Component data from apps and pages
+ + +

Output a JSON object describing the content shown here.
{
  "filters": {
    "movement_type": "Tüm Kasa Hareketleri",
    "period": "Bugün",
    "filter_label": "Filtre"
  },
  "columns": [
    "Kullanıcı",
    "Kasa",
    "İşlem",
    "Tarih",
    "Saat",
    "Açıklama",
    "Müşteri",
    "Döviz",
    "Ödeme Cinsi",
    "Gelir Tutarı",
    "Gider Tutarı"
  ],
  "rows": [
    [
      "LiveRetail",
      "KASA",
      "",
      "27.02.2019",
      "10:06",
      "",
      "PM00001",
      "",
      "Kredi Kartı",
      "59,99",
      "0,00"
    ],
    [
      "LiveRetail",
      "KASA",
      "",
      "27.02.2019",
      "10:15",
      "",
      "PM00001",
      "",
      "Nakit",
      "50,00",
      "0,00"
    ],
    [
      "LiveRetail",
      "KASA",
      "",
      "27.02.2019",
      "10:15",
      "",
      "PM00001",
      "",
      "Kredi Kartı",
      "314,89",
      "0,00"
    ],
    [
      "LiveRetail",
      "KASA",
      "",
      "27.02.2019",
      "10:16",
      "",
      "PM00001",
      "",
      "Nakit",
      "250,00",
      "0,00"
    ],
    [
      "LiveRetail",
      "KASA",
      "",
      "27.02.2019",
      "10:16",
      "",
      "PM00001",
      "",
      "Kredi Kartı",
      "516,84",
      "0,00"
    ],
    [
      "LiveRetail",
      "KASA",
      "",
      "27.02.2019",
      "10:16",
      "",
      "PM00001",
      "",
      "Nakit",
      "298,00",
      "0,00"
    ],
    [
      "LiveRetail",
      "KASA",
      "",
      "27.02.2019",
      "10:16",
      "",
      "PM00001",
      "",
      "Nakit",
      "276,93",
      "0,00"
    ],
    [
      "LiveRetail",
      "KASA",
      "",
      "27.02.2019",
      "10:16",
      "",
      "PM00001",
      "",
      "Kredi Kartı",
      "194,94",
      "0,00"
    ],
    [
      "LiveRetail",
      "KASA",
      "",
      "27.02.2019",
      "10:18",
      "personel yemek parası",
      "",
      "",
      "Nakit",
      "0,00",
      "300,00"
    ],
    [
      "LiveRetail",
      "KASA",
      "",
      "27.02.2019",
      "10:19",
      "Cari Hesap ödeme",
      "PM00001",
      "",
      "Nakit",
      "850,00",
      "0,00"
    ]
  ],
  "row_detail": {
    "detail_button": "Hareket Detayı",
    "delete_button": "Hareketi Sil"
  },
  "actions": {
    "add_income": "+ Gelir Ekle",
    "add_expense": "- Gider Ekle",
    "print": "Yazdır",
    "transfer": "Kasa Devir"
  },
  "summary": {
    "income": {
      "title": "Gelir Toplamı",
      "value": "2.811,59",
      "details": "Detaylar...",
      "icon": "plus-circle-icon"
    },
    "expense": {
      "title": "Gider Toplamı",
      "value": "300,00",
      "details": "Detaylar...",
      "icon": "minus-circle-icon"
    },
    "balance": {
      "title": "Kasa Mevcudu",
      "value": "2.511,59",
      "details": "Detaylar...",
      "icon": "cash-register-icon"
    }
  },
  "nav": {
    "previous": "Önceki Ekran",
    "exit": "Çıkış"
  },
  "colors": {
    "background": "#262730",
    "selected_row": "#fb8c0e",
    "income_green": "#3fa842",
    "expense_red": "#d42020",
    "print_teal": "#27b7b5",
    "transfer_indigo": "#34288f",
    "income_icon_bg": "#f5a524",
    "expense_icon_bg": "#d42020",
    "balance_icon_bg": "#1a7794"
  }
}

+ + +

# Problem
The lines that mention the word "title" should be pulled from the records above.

# Result of the task
      "title": "Gelir Toplamı",
      "title": "Gider Toplamı",
      "title": "Kasa Mevcudu",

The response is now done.